→ **Entries from a dataset of interfaces**:

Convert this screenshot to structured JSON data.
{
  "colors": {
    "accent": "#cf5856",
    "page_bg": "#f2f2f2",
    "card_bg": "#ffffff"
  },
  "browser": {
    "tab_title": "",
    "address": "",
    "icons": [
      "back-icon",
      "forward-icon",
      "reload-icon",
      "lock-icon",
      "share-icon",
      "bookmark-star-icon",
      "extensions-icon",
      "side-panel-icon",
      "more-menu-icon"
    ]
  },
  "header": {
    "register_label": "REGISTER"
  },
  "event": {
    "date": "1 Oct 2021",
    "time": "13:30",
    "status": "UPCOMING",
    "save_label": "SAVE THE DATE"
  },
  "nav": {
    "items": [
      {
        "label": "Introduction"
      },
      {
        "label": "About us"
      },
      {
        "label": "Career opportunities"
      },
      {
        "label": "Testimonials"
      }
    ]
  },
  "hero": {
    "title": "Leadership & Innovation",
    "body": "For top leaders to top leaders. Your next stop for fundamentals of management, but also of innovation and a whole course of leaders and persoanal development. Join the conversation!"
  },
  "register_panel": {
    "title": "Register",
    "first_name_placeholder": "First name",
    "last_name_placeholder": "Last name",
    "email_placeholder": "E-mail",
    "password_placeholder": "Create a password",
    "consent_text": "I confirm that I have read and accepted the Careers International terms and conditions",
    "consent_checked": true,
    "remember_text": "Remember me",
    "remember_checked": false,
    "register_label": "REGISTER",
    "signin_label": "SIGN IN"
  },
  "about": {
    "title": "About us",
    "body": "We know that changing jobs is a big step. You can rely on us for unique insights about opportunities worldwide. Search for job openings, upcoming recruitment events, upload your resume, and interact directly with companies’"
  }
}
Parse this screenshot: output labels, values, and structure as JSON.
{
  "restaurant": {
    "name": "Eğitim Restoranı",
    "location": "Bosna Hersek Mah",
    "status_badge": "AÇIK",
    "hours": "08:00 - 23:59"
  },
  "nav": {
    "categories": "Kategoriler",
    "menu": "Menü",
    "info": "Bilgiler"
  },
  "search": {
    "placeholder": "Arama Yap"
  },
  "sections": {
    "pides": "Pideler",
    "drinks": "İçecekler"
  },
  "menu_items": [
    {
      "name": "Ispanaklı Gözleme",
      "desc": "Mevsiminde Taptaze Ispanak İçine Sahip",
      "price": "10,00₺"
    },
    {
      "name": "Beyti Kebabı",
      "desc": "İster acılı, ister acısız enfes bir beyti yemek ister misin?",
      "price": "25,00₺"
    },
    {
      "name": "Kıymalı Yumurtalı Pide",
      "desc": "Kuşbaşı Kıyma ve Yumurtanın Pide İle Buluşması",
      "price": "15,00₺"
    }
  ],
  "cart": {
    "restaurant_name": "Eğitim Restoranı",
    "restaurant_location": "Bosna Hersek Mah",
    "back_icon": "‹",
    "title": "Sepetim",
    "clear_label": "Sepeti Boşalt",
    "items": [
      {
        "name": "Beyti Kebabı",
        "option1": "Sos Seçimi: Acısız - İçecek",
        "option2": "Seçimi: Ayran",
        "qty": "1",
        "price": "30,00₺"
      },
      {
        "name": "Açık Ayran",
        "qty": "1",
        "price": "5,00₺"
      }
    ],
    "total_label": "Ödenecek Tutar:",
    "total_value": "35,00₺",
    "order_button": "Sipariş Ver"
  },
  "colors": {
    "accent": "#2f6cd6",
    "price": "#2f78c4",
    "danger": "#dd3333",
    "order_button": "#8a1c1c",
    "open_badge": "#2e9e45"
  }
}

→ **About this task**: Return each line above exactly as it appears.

→ **Completed task**:
Convert this screenshot to structured JSON data.
{
  "colors": {
    "accent": "#cf5856",
    "page_bg": "#f2f2f2",
    "card_bg": "#ffffff"
  },
  "browser": {
    "tab_title": "",
    "address": "",
    "icons": [
      "back-icon",
      "forward-icon",
      "reload-icon",
      "lock-icon",
      "share-icon",
      "bookmark-star-icon",
      "extensions-icon",
      "side-panel-icon",
      "more-menu-icon"
    ]
  },
  "header": {
    "register_label": "REGISTER"
  },
  "event": {
    "date": "1 Oct 2021",
    "time": "13:30",
    "status": "UPCOMING",
    "save_label": "SAVE THE DATE"
  },
  "nav": {
    "items": [
      {
        "label": "Introduction"
      },
      {
        "label": "About us"
      },
      {
        "label": "Career opportunities"
      },
      {
        "label": "Testimonials"
      }
    ]
  },
  "hero": {
    "title": "Leadership & Innovation",
    "body": "For top leaders to top leaders. Your next stop for fundamentals of management, but also of innovation and a whole course of leaders and persoanal development. Join the conversation!"
  },
  "register_panel": {
    "title": "Register",
    "first_name_placeholder": "First name",
    "last_name_placeholder": "Last name",
    "email_placeholder": "E-mail",
    "password_placeholder": "Create a password",
    "consent_text": "I confirm that I have read and accepted the Careers International terms and conditions",
    "consent_checked": true,
    "remember_text": "Remember me",
    "remember_checked": false,
    "register_label": "REGISTER",
    "signin_label": "SIGN IN"
  },
  "about": {
    "title": "About us",
    "body": "We know that changing jobs is a big step. You can rely on us for unique insights about opportunities worldwide. Search for job openings, upcoming recruitment events, upload your resume, and interact directly with companies’"
  }
}
Parse this screenshot: output labels, values, and structure as JSON.
{
  "restaurant": {
    "name": "Eğitim Restoranı",
    "location": "Bosna Hersek Mah",
    "status_badge": "AÇIK",
    "hours": "08:00 - 23:59"
  },
  "nav": {
    "categories": "Kategoriler",
    "menu": "Menü",
    "info": "Bilgiler"
  },
  "search": {
    "placeholder": "Arama Yap"
  },
  "sections": {
    "pides": "Pideler",
    "drinks": "İçecekler"
  },
  "menu_items": [
    {
      "name": "Ispanaklı Gözleme",
      "desc": "Mevsiminde Taptaze Ispanak İçine Sahip",
      "price": "10,00₺"
    },
    {
      "name": "Beyti Kebabı",
      "desc": "İster acılı, ister acısız enfes bir beyti yemek ister misin?",
      "price": "25,00₺"
    },
    {
      "name": "Kıymalı Yumurtalı Pide",
      "desc": "Kuşbaşı Kıyma ve Yumurtanın Pide İle Buluşması",
      "price": "15,00₺"
    }
  ],
  "cart": {
    "restaurant_name": "Eğitim Restoranı",
    "restaurant_location": "Bosna Hersek Mah",
    "back_icon": "‹",
    "title": "Sepetim",
    "clear_label": "Sepeti Boşalt",
    "items": [
      {
        "name": "Beyti Kebabı",
        "option1": "Sos Seçimi: Acısız - İçecek",
        "option2": "Seçimi: Ayran",
        "qty": "1",
        "price": "30,00₺"
      },
      {
        "name": "Açık Ayran",
        "qty": "1",
        "price": "5,00₺"
      }
    ],
    "total_label": "Ödenecek Tutar:",
    "total_value": "35,00₺",
    "order_button": "Sipariş Ver"
  },
  "colors": {
    "accent": "#2f6cd6",
    "price": "#2f78c4",
    "danger": "#dd3333",
    "order_button": "#8a1c1c",
    "open_badge": "#2e9e45"
  }
}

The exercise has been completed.